App and web page records:
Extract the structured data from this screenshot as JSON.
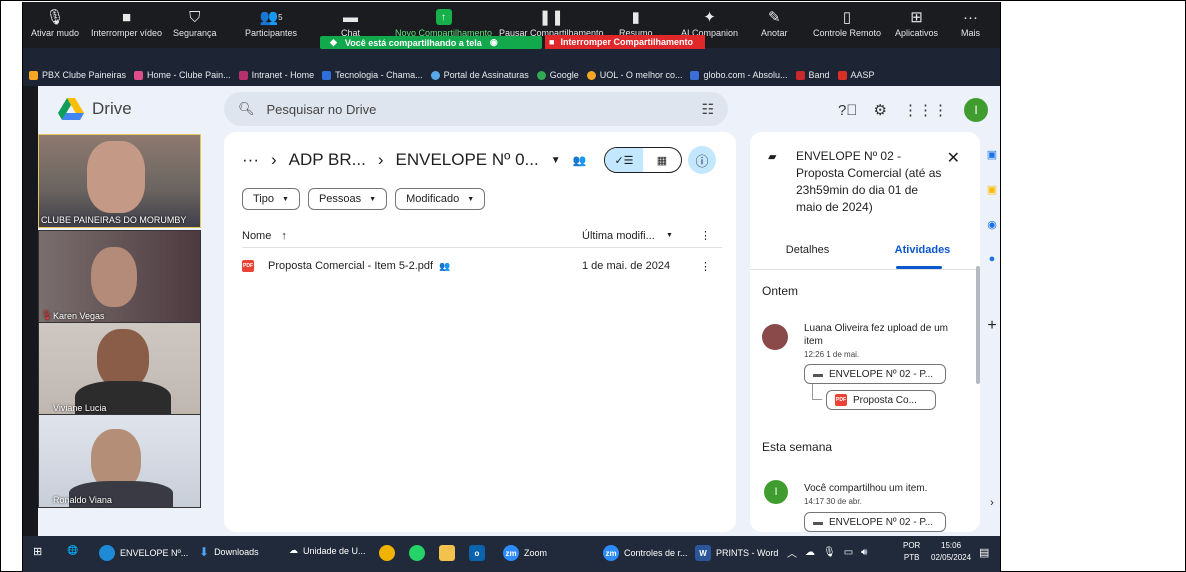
{
  "zoom_toolbar": {
    "items": [
      {
        "label": "Ativar mudo"
      },
      {
        "label": "Interromper vídeo"
      },
      {
        "label": "Segurança"
      },
      {
        "label": "Participantes",
        "count": "5"
      },
      {
        "label": "Chat"
      },
      {
        "label": "Novo Compartilhamento"
      },
      {
        "label": "Pausar Compartilhamento"
      },
      {
        "label": "Resumo"
      },
      {
        "label": "AI Companion"
      },
      {
        "label": "Anotar"
      },
      {
        "label": "Controle Remoto"
      },
      {
        "label": "Aplicativos"
      },
      {
        "label": "Mais"
      }
    ],
    "share_banner": "Você está compartilhando a tela",
    "stop_banner": "Interromper Compartilhamento"
  },
  "browser": {
    "url": "https://drive.google.com/drive/folders/...",
    "bookmarks": [
      "PBX Clube Paineiras",
      "Home - Clube Pain...",
      "Intranet - Home",
      "Tecnologia - Chama...",
      "Portal de Assinaturas",
      "Google",
      "UOL - O melhor co...",
      "globo.com - Absolu...",
      "Band",
      "AASP"
    ]
  },
  "drive": {
    "app_name": "Drive",
    "search_placeholder": "Pesquisar no Drive",
    "avatar_letter": "I",
    "breadcrumb": {
      "ellipsis": "···",
      "parent": "ADP BR...",
      "current": "ENVELOPE Nº 0..."
    },
    "filters": [
      "Tipo",
      "Pessoas",
      "Modificado"
    ],
    "columns": {
      "name": "Nome",
      "modified": "Última modifi..."
    },
    "files": [
      {
        "name": "Proposta Comercial - Item 5-2.pdf",
        "modified": "1 de mai. de 2024"
      }
    ],
    "details": {
      "title": "ENVELOPE Nº 02 - Proposta Comercial (até as 23h59min do dia 01 de maio de 2024)",
      "tabs": [
        "Detalhes",
        "Atividades"
      ],
      "sections": [
        {
          "heading": "Ontem",
          "text": "Luana Oliveira fez upload de um item",
          "time": "12:26 1 de mai.",
          "folder": "ENVELOPE Nº 02 - P...",
          "file": "Proposta Co..."
        },
        {
          "heading": "Esta semana",
          "text": "Você compartilhou um item.",
          "time": "14:17 30 de abr.",
          "folder": "ENVELOPE Nº 02 - P...",
          "avatar_letter": "I"
        }
      ]
    }
  },
  "participants": [
    {
      "name": "CLUBE PAINEIRAS DO MORUMBY"
    },
    {
      "name": "Karen Vegas"
    },
    {
      "name": "Viviane Lucia"
    },
    {
      "name": "Ronaldo Viana"
    }
  ],
  "taskbar": {
    "items": [
      "ENVELOPE Nº...",
      "Downloads",
      "Unidade de U...",
      "Zoom",
      "Controles de r...",
      "PRINTS - Word"
    ],
    "lang": "POR",
    "layout": "PTB",
    "time": "15:06",
    "date": "02/05/2024"
  },
  "colors": {
    "zoom_green": "#12a84c",
    "stop_red": "#e0272a",
    "drive_blue": "#0b57d0",
    "taskbar": "#202a3a"
  }
}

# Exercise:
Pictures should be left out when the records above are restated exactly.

# Your solution:
Extract the structured data from this screenshot as JSON.
{
  "zoom_toolbar": {
    "items": [
      {
        "label": "Ativar mudo"
      },
      {
        "label": "Interromper vídeo"
      },
      {
        "label": "Segurança"
      },
      {
        "label": "Participantes",
        "count": "5"
      },
      {
        "label": "Chat"
      },
      {
        "label": "Novo Compartilhamento"
      },
      {
        "label": "Pausar Compartilhamento"
      },
      {
        "label": "Resumo"
      },
      {
        "label": "AI Companion"
      },
      {
        "label": "Anotar"
      },
      {
        "label": "Controle Remoto"
      },
      {
        "label": "Aplicativos"
      },
      {
        "label": "Mais"
      }
    ],
    "share_banner": "Você está compartilhando a tela",
    "stop_banner": "Interromper Compartilhamento"
  },
  "browser": {
    "url": "https://drive.google.com/drive/folders/...",
    "bookmarks": [
      "PBX Clube Paineiras",
      "Home - Clube Pain...",
      "Intranet - Home",
      "Tecnologia - Chama...",
      "Portal de Assinaturas",
      "Google",
      "UOL - O melhor co...",
      "globo.com - Absolu...",
      "Band",
      "AASP"
    ]
  },
  "drive": {
    "app_name": "Drive",
    "search_placeholder": "Pesquisar no Drive",
    "avatar_letter": "I",
    "breadcrumb": {
      "ellipsis": "···",
      "parent": "ADP BR...",
      "current": "ENVELOPE Nº 0..."
    },
    "filters": [
      "Tipo",
      "Pessoas",
      "Modificado"
    ],
    "columns": {
      "name": "Nome",
      "modified": "Última modifi..."
    },
    "files": [
      {
        "name": "Proposta Comercial - Item 5-2.pdf",
        "modified": "1 de mai. de 2024"
      }
    ],
    "details": {
      "title": "ENVELOPE Nº 02 - Proposta Comercial (até as 23h59min do dia 01 de maio de 2024)",
      "tabs": [
        "Detalhes",
        "Atividades"
      ],
      "sections": [
        {
          "heading": "Ontem",
          "text": "Luana Oliveira fez upload de um item",
          "time": "12:26 1 de mai.",
          "folder": "ENVELOPE Nº 02 - P...",
          "file": "Proposta Co..."
        },
        {
          "heading": "Esta semana",
          "text": "Você compartilhou um item.",
          "time": "14:17 30 de abr.",
          "folder": "ENVELOPE Nº 02 - P...",
          "avatar_letter": "I"
        }
      ]
    }
  },
  "participants": [
    {
      "name": "CLUBE PAINEIRAS DO MORUMBY"
    },
    {
      "name": "Karen Vegas"
    },
    {
      "name": "Viviane Lucia"
    },
    {
      "name": "Ronaldo Viana"
    }
  ],
  "taskbar": {
    "items": [
      "ENVELOPE Nº...",
      "Downloads",
      "Unidade de U...",
      "Zoom",
      "Controles de r...",
      "PRINTS - Word"
    ],
    "lang": "POR",
    "layout": "PTB",
    "time": "15:06",
    "date": "02/05/2024"
  },
  "colors": {
    "zoom_green": "#12a84c",
    "stop_red": "#e0272a",
    "drive_blue": "#0b57d0",
    "taskbar": "#202a3a"
  }
}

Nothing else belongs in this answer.